Now there is so much effort put into Carter’s care.  It’s exhausting.  We went to look at insulin pumps today, and I wasn’t prepared for the emotion it would bring to the surface.  It wasn’t long ago that we were thrust into this life, with no choice, now here I was looking at technology strewn across the table, and presented with the choice of which small device I wanted to pick to assist me in keeping my son alive.

I am grateful for the insulin pump, which will allow greater freedom for Carter to be a child, though connected to a device, he won’t have to slow down to get a shot.  This in turn will allow him to not get poked multiple times throughout the day, it will be one bigger poke every 3 days and then but for the cell phone shaped pump he will harness to his clothes, Type 1 Diabetes will be somewhat less invasive.

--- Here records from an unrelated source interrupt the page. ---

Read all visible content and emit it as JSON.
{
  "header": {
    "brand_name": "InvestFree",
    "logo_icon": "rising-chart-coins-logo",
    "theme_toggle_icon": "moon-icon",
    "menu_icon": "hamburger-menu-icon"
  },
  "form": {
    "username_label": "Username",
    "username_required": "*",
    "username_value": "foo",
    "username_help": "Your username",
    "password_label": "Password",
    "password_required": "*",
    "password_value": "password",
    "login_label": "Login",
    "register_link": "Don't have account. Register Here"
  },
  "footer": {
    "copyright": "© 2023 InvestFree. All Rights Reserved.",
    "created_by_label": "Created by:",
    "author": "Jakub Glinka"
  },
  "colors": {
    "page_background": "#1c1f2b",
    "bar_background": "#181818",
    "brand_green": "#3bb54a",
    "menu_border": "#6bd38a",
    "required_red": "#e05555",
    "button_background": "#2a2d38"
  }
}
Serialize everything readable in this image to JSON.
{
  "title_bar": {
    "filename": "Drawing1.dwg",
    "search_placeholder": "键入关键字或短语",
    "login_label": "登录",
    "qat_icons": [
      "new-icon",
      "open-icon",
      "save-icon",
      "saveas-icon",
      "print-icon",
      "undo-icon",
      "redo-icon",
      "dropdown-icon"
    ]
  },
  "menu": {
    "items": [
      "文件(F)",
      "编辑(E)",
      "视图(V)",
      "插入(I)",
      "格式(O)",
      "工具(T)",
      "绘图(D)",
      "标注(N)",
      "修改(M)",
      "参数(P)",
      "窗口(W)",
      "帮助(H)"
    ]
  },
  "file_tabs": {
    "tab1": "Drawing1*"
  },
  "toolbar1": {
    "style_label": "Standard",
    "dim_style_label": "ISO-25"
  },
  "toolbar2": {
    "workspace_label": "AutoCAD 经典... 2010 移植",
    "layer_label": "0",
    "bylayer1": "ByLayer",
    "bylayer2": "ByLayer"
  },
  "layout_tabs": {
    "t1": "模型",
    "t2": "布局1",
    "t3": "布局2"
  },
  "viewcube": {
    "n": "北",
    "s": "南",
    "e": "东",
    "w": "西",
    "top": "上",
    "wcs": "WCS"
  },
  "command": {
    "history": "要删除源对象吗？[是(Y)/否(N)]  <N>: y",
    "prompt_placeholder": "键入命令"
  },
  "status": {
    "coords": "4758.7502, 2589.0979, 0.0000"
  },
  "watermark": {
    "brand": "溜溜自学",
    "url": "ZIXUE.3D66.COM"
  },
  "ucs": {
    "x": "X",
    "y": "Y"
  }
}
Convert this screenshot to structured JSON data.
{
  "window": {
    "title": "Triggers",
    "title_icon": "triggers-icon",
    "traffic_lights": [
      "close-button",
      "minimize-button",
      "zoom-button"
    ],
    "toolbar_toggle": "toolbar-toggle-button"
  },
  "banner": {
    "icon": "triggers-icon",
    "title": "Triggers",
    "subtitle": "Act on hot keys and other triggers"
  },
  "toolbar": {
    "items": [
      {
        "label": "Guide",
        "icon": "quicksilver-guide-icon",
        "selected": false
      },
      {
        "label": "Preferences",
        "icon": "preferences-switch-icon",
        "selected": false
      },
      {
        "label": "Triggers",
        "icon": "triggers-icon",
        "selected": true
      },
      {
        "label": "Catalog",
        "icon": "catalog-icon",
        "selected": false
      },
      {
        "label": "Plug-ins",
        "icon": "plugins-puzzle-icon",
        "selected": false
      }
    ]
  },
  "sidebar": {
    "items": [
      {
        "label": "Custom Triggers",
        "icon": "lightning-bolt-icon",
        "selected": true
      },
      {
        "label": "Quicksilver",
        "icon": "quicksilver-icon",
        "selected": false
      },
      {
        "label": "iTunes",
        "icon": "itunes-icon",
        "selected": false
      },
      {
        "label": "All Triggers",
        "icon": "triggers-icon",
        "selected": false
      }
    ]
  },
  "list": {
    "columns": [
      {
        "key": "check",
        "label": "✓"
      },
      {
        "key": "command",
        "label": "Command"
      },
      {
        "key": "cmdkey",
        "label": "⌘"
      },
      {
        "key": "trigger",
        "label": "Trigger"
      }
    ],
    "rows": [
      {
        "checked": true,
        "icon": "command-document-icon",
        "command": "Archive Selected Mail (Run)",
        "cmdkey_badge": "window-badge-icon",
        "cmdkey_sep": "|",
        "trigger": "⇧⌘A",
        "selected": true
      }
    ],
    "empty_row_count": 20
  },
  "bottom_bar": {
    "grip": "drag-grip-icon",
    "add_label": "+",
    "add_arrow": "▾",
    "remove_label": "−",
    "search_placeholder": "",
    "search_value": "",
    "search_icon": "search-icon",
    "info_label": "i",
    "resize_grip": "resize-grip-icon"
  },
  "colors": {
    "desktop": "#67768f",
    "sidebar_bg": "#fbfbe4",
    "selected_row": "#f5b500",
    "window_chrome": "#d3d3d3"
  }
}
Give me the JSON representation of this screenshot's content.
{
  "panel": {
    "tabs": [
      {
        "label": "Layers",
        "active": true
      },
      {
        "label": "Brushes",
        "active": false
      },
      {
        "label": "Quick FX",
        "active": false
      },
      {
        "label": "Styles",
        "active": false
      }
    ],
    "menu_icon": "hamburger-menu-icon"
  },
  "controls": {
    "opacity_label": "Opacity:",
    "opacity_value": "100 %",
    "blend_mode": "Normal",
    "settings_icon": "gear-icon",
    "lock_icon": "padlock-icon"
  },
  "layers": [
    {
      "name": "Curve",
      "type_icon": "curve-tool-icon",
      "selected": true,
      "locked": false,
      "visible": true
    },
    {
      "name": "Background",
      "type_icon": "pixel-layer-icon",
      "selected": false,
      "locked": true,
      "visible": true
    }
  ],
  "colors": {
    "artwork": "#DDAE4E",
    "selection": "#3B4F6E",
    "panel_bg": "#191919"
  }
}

For all intents and purposes, today should have been a joyous occasion, well as joyous as picking out hardware for a disease you hate could be.  But as we sat and listened to what training would be required, how the pump differs from multiple daily injections, the risk of Carter being able to unlock the pump and dose himself enough insulin to kill him, the weight of this change hit me.

All in all, I know this is the right choice, the right change, it will carry with it a learning curve, as any change that sustains your child’s life should.  I know I will have better management of Carter’s numbers, he will be in range more, he will be free enjoy being a kid, etc. etc.  Yet there are aspects that are a scary new.

As I sat tonight meditating on the choices ahead of me while out to dinner, I sat at the table with Ashleigh and Natasha while Greg took Carter to the restroom with him.  As we sat at the table, across the way from the bathroom, I heard Carter’s screams and yells.  I looked up and met Ashleigh’s sad eyes as she said to me: “Carter just got his shot.”  It was affirmation that I’m making a better choice for my son.

I hate Type 1 Diabetes, and ultimately, I’m just tired.